DATA:

● ● ● ● ●

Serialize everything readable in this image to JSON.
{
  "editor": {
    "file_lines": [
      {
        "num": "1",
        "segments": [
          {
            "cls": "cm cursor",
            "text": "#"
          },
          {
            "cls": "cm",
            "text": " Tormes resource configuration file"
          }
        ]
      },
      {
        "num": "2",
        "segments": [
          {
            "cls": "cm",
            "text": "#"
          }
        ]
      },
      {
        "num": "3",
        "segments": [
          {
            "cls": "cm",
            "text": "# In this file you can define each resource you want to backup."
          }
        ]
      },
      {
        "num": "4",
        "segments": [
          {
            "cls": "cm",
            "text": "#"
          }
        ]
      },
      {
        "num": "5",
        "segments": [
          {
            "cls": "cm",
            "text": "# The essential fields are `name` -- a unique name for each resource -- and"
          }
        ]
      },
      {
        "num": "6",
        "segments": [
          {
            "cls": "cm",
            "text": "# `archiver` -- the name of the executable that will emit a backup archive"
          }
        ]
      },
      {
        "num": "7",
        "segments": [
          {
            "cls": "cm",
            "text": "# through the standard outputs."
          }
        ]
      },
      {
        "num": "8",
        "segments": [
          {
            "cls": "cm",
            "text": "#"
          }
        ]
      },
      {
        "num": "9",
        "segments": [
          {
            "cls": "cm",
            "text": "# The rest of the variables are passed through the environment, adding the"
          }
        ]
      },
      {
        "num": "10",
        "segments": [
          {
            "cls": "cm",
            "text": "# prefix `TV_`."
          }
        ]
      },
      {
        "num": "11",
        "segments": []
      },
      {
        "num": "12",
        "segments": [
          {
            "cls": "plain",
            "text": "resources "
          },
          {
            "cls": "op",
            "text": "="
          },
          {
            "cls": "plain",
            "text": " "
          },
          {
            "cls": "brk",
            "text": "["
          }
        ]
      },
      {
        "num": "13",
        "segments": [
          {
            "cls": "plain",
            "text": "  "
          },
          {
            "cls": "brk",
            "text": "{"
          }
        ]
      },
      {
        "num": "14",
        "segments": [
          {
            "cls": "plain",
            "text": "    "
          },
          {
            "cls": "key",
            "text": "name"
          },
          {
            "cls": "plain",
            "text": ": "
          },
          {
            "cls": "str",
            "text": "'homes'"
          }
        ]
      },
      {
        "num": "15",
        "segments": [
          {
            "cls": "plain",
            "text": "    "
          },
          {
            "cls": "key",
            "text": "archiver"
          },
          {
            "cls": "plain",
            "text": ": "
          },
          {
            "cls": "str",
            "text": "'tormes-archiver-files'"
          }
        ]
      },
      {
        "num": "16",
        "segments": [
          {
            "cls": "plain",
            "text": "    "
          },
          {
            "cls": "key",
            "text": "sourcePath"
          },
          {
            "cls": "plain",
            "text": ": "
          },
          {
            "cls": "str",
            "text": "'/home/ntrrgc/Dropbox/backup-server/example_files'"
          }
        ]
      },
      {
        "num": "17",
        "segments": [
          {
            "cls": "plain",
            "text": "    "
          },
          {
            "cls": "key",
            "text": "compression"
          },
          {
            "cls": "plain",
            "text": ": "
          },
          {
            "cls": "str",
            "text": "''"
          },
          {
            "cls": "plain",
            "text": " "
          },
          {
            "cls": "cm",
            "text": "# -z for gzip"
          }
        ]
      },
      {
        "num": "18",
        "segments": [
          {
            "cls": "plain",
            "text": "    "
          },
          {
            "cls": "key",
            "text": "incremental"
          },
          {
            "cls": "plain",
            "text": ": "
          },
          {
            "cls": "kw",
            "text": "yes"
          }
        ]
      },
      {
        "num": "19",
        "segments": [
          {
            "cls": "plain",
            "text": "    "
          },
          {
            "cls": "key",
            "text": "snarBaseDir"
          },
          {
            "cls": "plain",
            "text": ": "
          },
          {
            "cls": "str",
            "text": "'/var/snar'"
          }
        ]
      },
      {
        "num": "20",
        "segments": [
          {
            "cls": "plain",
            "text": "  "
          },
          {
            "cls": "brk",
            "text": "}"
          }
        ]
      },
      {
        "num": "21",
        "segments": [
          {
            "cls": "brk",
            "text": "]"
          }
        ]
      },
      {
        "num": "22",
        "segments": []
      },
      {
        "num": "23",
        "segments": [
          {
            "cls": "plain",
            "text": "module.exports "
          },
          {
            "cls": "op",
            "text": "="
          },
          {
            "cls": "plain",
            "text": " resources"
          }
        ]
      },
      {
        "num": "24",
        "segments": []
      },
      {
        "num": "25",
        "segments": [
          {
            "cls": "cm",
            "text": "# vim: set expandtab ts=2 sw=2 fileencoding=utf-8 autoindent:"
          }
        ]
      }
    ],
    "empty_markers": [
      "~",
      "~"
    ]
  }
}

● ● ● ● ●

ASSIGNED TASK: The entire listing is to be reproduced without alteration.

RESPONSE TO THIS TASK:
Serialize everything readable in this image to JSON.
{
  "editor": {
    "file_lines": [
      {
        "num": "1",
        "segments": [
          {
            "cls": "cm cursor",
            "text": "#"
          },
          {
            "cls": "cm",
            "text": " Tormes resource configuration file"
          }
        ]
      },
      {
        "num": "2",
        "segments": [
          {
            "cls": "cm",
            "text": "#"
          }
        ]
      },
      {
        "num": "3",
        "segments": [
          {
            "cls": "cm",
            "text": "# In this file you can define each resource you want to backup."
          }
        ]
      },
      {
        "num": "4",
        "segments": [
          {
            "cls": "cm",
            "text": "#"
          }
        ]
      },
      {
        "num": "5",
        "segments": [
          {
            "cls": "cm",
            "text": "# The essential fields are `name` -- a unique name for each resource -- and"
          }
        ]
      },
      {
        "num": "6",
        "segments": [
          {
            "cls": "cm",
            "text": "# `archiver` -- the name of the executable that will emit a backup archive"
          }
        ]
      },
      {
        "num": "7",
        "segments": [
          {
            "cls": "cm",
            "text": "# through the standard outputs."
          }
        ]
      },
      {
        "num": "8",
        "segments": [
          {
            "cls": "cm",
            "text": "#"
          }
        ]
      },
      {
        "num": "9",
        "segments": [
          {
            "cls": "cm",
            "text": "# The rest of the variables are passed through the environment, adding the"
          }
        ]
      },
      {
        "num": "10",
        "segments": [
          {
            "cls": "cm",
            "text": "# prefix `TV_`."
          }
        ]
      },
      {
        "num": "11",
        "segments": []
      },
      {
        "num": "12",
        "segments": [
          {
            "cls": "plain",
            "text": "resources "
          },
          {
            "cls": "op",
            "text": "="
          },
          {
            "cls": "plain",
            "text": " "
          },
          {
            "cls": "brk",
            "text": "["
          }
        ]
      },
      {
        "num": "13",
        "segments": [
          {
            "cls": "plain",
            "text": "  "
          },
          {
            "cls": "brk",
            "text": "{"
          }
        ]
      },
      {
        "num": "14",
        "segments": [
          {
            "cls": "plain",
            "text": "    "
          },
          {
            "cls": "key",
            "text": "name"
          },
          {
            "cls": "plain",
            "text": ": "
          },
          {
            "cls": "str",
            "text": "'homes'"
          }
        ]
      },
      {
        "num": "15",
        "segments": [
          {
            "cls": "plain",
            "text": "    "
          },
          {
            "cls": "key",
            "text": "archiver"
          },
          {
            "cls": "plain",
            "text": ": "
          },
          {
            "cls": "str",
            "text": "'tormes-archiver-files'"
          }
        ]
      },
      {
        "num": "16",
        "segments": [
          {
            "cls": "plain",
            "text": "    "
          },
          {
            "cls": "key",
            "text": "sourcePath"
          },
          {
            "cls": "plain",
            "text": ": "
          },
          {
            "cls": "str",
            "text": "'/home/ntrrgc/Dropbox/backup-server/example_files'"
          }
        ]
      },
      {
        "num": "17",
        "segments": [
          {
            "cls": "plain",
            "text": "    "
          },
          {
            "cls": "key",
            "text": "compression"
          },
          {
            "cls": "plain",
            "text": ": "
          },
          {
            "cls": "str",
            "text": "''"
          },
          {
            "cls": "plain",
            "text": " "
          },
          {
            "cls": "cm",
            "text": "# -z for gzip"
          }
        ]
      },
      {
        "num": "18",
        "segments": [
          {
            "cls": "plain",
            "text": "    "
          },
          {
            "cls": "key",
            "text": "incremental"
          },
          {
            "cls": "plain",
            "text": ": "
          },
          {
            "cls": "kw",
            "text": "yes"
          }
        ]
      },
      {
        "num": "19",
        "segments": [
          {
            "cls": "plain",
            "text": "    "
          },
          {
            "cls": "key",
            "text": "snarBaseDir"
          },
          {
            "cls": "plain",
            "text": ": "
          },
          {
            "cls": "str",
            "text": "'/var/snar'"
          }
        ]
      },
      {
        "num": "20",
        "segments": [
          {
            "cls": "plain",
            "text": "  "
          },
          {
            "cls": "brk",
            "text": "}"
          }
        ]
      },
      {
        "num": "21",
        "segments": [
          {
            "cls": "brk",
            "text": "]"
          }
        ]
      },
      {
        "num": "22",
        "segments": []
      },
      {
        "num": "23",
        "segments": [
          {
            "cls": "plain",
            "text": "module.exports "
          },
          {
            "cls": "op",
            "text": "="
          },
          {
            "cls": "plain",
            "text": " resources"
          }
        ]
      },
      {
        "num": "24",
        "segments": []
      },
      {
        "num": "25",
        "segments": [
          {
            "cls": "cm",
            "text": "# vim: set expandtab ts=2 sw=2 fileencoding=utf-8 autoindent:"
          }
        ]
      }
    ],
    "empty_markers": [
      "~",
      "~"
    ]
  }
}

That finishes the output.